* _What to do_:
Below are records; work out how many of their lines contain the word "icon" and reply with the number only.

---*---

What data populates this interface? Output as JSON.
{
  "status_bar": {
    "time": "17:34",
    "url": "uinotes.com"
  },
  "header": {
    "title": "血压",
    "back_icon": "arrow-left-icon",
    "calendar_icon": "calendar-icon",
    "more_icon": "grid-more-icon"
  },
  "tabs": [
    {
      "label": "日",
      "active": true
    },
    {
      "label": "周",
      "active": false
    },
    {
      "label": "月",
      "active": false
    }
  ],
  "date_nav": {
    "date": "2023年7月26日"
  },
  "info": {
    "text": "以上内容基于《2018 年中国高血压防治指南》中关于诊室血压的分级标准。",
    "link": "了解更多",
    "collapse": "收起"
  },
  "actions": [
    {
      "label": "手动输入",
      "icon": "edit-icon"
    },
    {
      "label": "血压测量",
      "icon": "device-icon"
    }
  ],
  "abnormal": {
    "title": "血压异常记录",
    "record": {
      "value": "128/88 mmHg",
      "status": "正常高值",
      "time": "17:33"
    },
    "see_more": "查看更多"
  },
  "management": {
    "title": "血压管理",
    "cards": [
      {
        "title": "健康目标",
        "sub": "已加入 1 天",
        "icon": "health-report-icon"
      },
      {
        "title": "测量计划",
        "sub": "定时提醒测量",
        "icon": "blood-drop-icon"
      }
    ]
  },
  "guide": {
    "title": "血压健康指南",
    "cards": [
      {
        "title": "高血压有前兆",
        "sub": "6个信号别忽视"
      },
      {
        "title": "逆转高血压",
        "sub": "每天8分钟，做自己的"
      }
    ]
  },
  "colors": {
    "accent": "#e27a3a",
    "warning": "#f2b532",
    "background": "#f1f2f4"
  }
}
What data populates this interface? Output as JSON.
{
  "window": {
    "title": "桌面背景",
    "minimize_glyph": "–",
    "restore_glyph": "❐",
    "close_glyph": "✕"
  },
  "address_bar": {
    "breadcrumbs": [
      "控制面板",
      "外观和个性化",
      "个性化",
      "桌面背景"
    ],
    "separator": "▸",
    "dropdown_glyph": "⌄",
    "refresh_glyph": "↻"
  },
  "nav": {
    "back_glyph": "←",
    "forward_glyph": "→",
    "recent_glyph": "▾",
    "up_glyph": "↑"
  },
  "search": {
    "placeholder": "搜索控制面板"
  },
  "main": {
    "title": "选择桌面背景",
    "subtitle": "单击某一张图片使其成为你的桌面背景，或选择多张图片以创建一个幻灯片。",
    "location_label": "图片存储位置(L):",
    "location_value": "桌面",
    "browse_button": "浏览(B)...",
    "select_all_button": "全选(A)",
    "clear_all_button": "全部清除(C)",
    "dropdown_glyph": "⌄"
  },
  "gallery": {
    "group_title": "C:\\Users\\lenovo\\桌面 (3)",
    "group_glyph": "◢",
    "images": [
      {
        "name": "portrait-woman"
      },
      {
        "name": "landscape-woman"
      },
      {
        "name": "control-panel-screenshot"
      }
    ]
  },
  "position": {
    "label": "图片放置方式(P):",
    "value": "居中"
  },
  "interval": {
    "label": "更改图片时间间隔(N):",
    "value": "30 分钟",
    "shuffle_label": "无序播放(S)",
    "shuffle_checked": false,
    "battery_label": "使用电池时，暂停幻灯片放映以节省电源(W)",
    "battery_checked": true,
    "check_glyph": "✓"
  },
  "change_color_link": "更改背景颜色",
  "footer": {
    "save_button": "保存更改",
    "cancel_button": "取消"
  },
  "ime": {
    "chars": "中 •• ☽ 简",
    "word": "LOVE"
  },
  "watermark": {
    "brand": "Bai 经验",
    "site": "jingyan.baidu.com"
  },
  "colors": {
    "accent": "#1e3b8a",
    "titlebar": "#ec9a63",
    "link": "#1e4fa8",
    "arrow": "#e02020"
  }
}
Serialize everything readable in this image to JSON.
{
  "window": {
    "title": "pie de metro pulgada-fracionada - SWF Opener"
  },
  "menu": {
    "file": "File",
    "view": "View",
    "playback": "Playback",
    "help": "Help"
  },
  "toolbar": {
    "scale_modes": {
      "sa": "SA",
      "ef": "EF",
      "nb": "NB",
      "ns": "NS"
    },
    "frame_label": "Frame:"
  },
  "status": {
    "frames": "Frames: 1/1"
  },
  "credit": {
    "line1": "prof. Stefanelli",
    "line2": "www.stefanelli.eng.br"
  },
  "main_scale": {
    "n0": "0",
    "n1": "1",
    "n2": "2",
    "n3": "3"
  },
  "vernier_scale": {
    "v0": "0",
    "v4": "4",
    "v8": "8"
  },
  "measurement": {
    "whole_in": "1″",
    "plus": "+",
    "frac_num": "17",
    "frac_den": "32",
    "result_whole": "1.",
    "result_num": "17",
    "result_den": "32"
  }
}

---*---

* _Reply_:
7